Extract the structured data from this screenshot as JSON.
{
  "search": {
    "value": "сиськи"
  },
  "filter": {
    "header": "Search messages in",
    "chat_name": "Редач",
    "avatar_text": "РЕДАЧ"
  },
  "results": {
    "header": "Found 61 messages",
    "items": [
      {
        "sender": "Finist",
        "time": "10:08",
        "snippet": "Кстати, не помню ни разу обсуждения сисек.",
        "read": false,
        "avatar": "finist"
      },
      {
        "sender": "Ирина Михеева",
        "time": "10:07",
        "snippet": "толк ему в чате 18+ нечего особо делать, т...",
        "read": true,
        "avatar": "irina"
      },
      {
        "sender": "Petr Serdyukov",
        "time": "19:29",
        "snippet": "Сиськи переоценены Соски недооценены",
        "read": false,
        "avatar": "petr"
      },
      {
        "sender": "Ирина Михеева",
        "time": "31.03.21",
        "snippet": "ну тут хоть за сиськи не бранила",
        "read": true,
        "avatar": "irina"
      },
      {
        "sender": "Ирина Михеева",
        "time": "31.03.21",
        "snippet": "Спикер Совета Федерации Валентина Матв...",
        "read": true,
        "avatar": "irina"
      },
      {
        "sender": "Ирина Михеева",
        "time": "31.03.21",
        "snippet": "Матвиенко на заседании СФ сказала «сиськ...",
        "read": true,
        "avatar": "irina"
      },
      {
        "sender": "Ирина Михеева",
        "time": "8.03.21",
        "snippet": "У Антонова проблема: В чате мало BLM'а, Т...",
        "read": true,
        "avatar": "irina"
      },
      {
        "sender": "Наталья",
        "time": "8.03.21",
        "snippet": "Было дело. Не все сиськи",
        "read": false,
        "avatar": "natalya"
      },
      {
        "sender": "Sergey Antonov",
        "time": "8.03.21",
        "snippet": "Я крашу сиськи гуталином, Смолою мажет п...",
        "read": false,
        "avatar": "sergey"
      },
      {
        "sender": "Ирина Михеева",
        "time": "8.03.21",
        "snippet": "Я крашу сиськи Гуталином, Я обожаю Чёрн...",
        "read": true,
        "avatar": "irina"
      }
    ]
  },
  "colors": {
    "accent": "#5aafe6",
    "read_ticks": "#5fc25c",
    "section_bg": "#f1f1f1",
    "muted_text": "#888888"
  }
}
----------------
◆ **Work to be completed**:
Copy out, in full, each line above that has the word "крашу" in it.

◆ **Task answer**:
        "snippet": "Я крашу сиськи гуталином, Смолою мажет п...",
        "snippet": "Я крашу сиськи Гуталином, Я обожаю Чёрн...",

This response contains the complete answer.